It’s probably just a coincidence, but Saints Row: The Third is perfectly suited to micro-plays, with quick side missions (and a good variety of them) combined with a simple, money-based system of acquiring properties to take over and control areas of the map. Everything you do, even if it’s running completely amuck in the kickass battle tank you receive as part of the “Full Package” DLC, contributes to your earning money, respect and generally becoming more and more powerful.
The experience suffers if you dock the Switch and play at 1080 on a TV, but who is going to do that anyway when you can find the originals on PS3, 360 or PC for a few dollars? This version and I would argue most ports to the Switch, was always going to be aimed at playing in your hands, in short bursts, without the rigmarole of needing to carve out console/TV time.

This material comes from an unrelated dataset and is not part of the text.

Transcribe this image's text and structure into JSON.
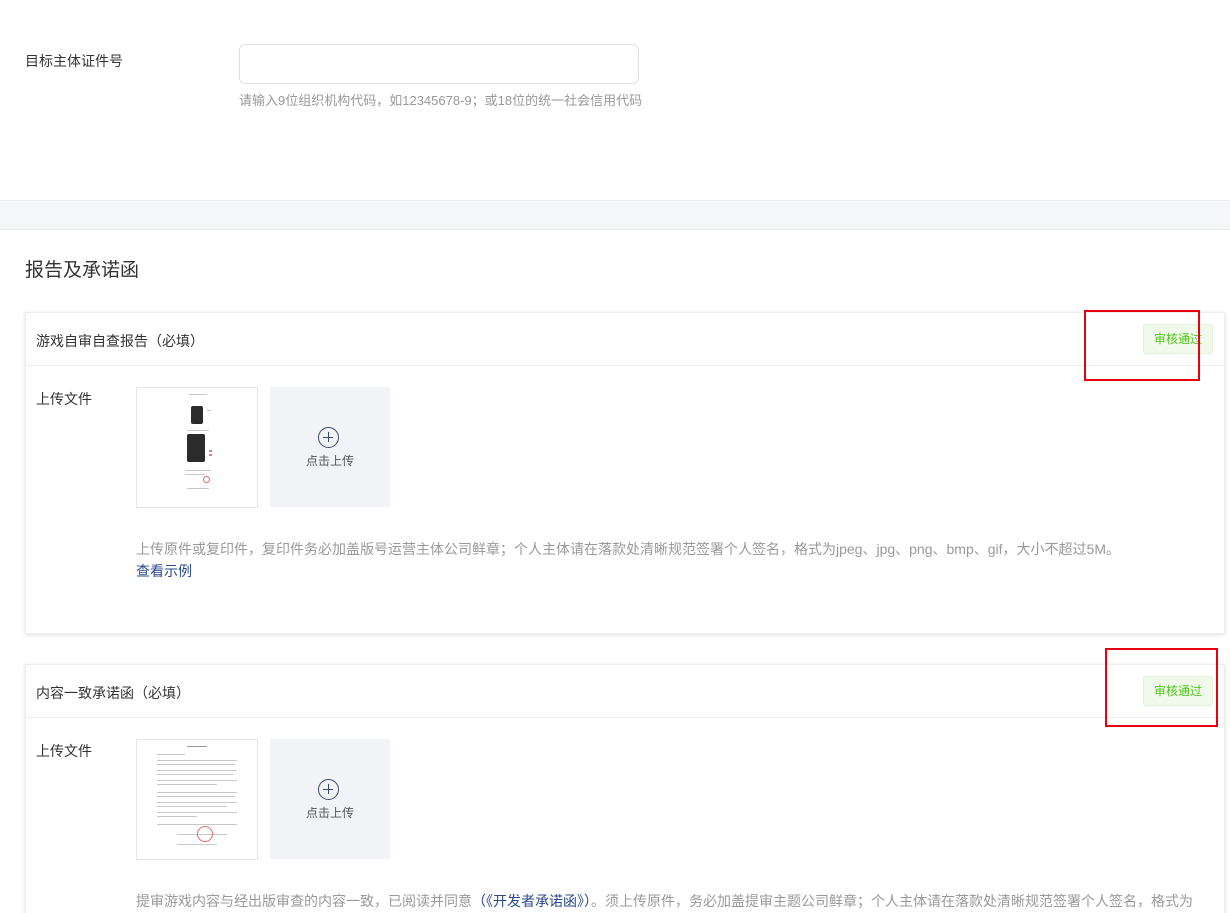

There’s a lot that I like about Saints Row: The Third that I didn’t appreciate when it first rolled around. The travel system, for instance, gives you arrows whenever you need to turn, so you can fang along roads without needing to check the mini-map, just turn when you see the big, glowing arrows. The quick vehicle entry is still cool to use (the animation never gets old) and the game’s over-the-top weapons are fun to use, especially the missiles from the sky that you can manually control right to a target of your choosing. I like the fact that you can make the fugliest character ever and then giggle during every story scene. The instant delivery of vehicles and the ability to call NPCs in to help with a fight are also cool aspects that underline the game’s commitment to being fun first and foremost.
It is said that Dylan Burns has no shadow, or if he does that it portents a shifting of the elder signs that govern the floating curses of the universe, gathering their power and directing ill intent and misfortune to all game developers that enact post-release patches. Consequently, Dylan’s shadow curse finds itself working overtime, permanently engaged, thus the propagation of legend. When not guiding the swirling forces of evil, Dylan enjoys writing (evil) fiction, taking menacing walks, and lurking behind bus stops with a general demeanour that suggests malevolence.